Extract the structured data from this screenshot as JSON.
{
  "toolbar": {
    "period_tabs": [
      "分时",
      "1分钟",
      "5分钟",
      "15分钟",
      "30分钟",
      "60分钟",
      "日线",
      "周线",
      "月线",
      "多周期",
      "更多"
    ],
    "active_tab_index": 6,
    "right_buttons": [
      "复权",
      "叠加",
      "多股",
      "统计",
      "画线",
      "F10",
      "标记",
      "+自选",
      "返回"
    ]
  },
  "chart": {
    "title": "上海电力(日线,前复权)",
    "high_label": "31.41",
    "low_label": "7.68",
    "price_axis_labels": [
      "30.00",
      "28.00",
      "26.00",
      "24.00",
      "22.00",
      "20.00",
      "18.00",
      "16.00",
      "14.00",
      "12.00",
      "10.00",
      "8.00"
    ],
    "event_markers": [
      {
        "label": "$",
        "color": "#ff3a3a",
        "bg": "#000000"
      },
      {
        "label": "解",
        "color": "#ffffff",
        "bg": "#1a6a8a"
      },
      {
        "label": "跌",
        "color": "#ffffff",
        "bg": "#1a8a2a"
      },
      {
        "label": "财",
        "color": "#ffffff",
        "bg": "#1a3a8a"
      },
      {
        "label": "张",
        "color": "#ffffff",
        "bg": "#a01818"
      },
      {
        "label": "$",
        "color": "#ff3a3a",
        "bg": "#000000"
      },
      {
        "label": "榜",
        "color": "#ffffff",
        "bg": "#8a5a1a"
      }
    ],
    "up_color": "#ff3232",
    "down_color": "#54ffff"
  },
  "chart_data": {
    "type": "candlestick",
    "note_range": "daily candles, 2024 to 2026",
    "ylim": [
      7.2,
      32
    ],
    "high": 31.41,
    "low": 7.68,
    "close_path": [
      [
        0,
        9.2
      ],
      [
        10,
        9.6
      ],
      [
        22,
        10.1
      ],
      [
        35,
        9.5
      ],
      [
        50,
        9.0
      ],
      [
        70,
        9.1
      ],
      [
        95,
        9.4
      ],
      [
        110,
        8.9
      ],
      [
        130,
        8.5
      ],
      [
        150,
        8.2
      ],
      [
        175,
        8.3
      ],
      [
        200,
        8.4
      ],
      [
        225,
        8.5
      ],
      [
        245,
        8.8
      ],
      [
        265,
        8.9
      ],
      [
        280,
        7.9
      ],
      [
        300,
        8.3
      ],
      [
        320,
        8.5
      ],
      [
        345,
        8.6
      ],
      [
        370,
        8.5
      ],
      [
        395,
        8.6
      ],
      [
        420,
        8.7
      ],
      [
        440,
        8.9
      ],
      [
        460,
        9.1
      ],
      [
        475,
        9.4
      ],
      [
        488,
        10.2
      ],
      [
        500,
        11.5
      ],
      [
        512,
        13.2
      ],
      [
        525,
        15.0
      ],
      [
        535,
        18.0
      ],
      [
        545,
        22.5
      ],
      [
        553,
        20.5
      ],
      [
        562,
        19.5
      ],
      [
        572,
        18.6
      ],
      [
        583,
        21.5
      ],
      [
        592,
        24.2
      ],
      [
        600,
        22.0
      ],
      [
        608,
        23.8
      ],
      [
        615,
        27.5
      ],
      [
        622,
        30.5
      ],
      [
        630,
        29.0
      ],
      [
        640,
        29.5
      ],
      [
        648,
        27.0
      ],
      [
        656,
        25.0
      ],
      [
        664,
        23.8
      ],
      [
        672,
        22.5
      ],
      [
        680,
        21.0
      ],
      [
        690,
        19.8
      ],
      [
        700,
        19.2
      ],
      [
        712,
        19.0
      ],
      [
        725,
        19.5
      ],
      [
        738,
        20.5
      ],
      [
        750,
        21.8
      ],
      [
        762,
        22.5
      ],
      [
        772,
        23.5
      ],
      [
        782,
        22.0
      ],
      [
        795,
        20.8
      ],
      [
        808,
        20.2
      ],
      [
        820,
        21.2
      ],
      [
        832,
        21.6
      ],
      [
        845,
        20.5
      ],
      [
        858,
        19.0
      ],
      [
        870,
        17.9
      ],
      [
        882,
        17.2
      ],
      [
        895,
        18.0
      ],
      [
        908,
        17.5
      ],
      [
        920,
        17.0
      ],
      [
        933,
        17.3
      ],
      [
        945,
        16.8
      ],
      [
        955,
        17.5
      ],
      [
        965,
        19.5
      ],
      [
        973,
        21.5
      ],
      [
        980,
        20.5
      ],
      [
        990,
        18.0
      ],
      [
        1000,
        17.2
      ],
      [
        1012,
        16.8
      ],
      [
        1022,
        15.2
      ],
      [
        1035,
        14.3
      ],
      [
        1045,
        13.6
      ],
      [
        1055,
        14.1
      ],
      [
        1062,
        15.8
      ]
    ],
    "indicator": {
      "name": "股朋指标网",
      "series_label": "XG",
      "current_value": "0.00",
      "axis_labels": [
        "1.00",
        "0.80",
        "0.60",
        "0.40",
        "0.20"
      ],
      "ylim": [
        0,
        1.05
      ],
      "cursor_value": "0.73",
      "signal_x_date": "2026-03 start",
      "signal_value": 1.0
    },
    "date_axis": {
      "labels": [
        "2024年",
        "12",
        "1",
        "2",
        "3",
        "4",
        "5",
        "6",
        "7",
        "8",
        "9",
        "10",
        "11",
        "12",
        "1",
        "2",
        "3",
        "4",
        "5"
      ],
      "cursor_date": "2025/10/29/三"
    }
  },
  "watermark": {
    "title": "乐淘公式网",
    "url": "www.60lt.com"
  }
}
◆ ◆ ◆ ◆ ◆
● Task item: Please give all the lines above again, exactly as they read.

● Reply:
Extract the structured data from this screenshot as JSON.
{
  "toolbar": {
    "period_tabs": [
      "分时",
      "1分钟",
      "5分钟",
      "15分钟",
      "30分钟",
      "60分钟",
      "日线",
      "周线",
      "月线",
      "多周期",
      "更多"
    ],
    "active_tab_index": 6,
    "right_buttons": [
      "复权",
      "叠加",
      "多股",
      "统计",
      "画线",
      "F10",
      "标记",
      "+自选",
      "返回"
    ]
  },
  "chart": {
    "title": "上海电力(日线,前复权)",
    "high_label": "31.41",
    "low_label": "7.68",
    "price_axis_labels": [
      "30.00",
      "28.00",
      "26.00",
      "24.00",
      "22.00",
      "20.00",
      "18.00",
      "16.00",
      "14.00",
      "12.00",
      "10.00",
      "8.00"
    ],
    "event_markers": [
      {
        "label": "$",
        "color": "#ff3a3a",
        "bg": "#000000"
      },
      {
        "label": "解",
        "color": "#ffffff",
        "bg": "#1a6a8a"
      },
      {
        "label": "跌",
        "color": "#ffffff",
        "bg": "#1a8a2a"
      },
      {
        "label": "财",
        "color": "#ffffff",
        "bg": "#1a3a8a"
      },
      {
        "label": "张",
        "color": "#ffffff",
        "bg": "#a01818"
      },
      {
        "label": "$",
        "color": "#ff3a3a",
        "bg": "#000000"
      },
      {
        "label": "榜",
        "color": "#ffffff",
        "bg": "#8a5a1a"
      }
    ],
    "up_color": "#ff3232",
    "down_color": "#54ffff"
  },
  "chart_data": {
    "type": "candlestick",
    "note_range": "daily candles, 2024 to 2026",
    "ylim": [
      7.2,
      32
    ],
    "high": 31.41,
    "low": 7.68,
    "close_path": [
      [
        0,
        9.2
      ],
      [
        10,
        9.6
      ],
      [
        22,
        10.1
      ],
      [
        35,
        9.5
      ],
      [
        50,
        9.0
      ],
      [
        70,
        9.1
      ],
      [
        95,
        9.4
      ],
      [
        110,
        8.9
      ],
      [
        130,
        8.5
      ],
      [
        150,
        8.2
      ],
      [
        175,
        8.3
      ],
      [
        200,
        8.4
      ],
      [
        225,
        8.5
      ],
      [
        245,
        8.8
      ],
      [
        265,
        8.9
      ],
      [
        280,
        7.9
      ],
      [
        300,
        8.3
      ],
      [
        320,
        8.5
      ],
      [
        345,
        8.6
      ],
      [
        370,
        8.5
      ],
      [
        395,
        8.6
      ],
      [
        420,
        8.7
      ],
      [
        440,
        8.9
      ],
      [
        460,
        9.1
      ],
      [
        475,
        9.4
      ],
      [
        488,
        10.2
      ],
      [
        500,
        11.5
      ],
      [
        512,
        13.2
      ],
      [
        525,
        15.0
      ],
      [
        535,
        18.0
      ],
      [
        545,
        22.5
      ],
      [
        553,
        20.5
      ],
      [
        562,
        19.5
      ],
      [
        572,
        18.6
      ],
      [
        583,
        21.5
      ],
      [
        592,
        24.2
      ],
      [
        600,
        22.0
      ],
      [
        608,
        23.8
      ],
      [
        615,
        27.5
      ],
      [
        622,
        30.5
      ],
      [
        630,
        29.0
      ],
      [
        640,
        29.5
      ],
      [
        648,
        27.0
      ],
      [
        656,
        25.0
      ],
      [
        664,
        23.8
      ],
      [
        672,
        22.5
      ],
      [
        680,
        21.0
      ],
      [
        690,
        19.8
      ],
      [
        700,
        19.2
      ],
      [
        712,
        19.0
      ],
      [
        725,
        19.5
      ],
      [
        738,
        20.5
      ],
      [
        750,
        21.8
      ],
      [
        762,
        22.5
      ],
      [
        772,
        23.5
      ],
      [
        782,
        22.0
      ],
      [
        795,
        20.8
      ],
      [
        808,
        20.2
      ],
      [
        820,
        21.2
      ],
      [
        832,
        21.6
      ],
      [
        845,
        20.5
      ],
      [
        858,
        19.0
      ],
      [
        870,
        17.9
      ],
      [
        882,
        17.2
      ],
      [
        895,
        18.0
      ],
      [
        908,
        17.5
      ],
      [
        920,
        17.0
      ],
      [
        933,
        17.3
      ],
      [
        945,
        16.8
      ],
      [
        955,
        17.5
      ],
      [
        965,
        19.5
      ],
      [
        973,
        21.5
      ],
      [
        980,
        20.5
      ],
      [
        990,
        18.0
      ],
      [
        1000,
        17.2
      ],
      [
        1012,
        16.8
      ],
      [
        1022,
        15.2
      ],
      [
        1035,
        14.3
      ],
      [
        1045,
        13.6
      ],
      [
        1055,
        14.1
      ],
      [
        1062,
        15.8
      ]
    ],
    "indicator": {
      "name": "股朋指标网",
      "series_label": "XG",
      "current_value": "0.00",
      "axis_labels": [
        "1.00",
        "0.80",
        "0.60",
        "0.40",
        "0.20"
      ],
      "ylim": [
        0,
        1.05
      ],
      "cursor_value": "0.73",
      "signal_x_date": "2026-03 start",
      "signal_value": 1.0
    },
    "date_axis": {
      "labels": [
        "2024年",
        "12",
        "1",
        "2",
        "3",
        "4",
        "5",
        "6",
        "7",
        "8",
        "9",
        "10",
        "11",
        "12",
        "1",
        "2",
        "3",
        "4",
        "5"
      ],
      "cursor_date": "2025/10/29/三"
    }
  },
  "watermark": {
    "title": "乐淘公式网",
    "url": "www.60lt.com"
  }
}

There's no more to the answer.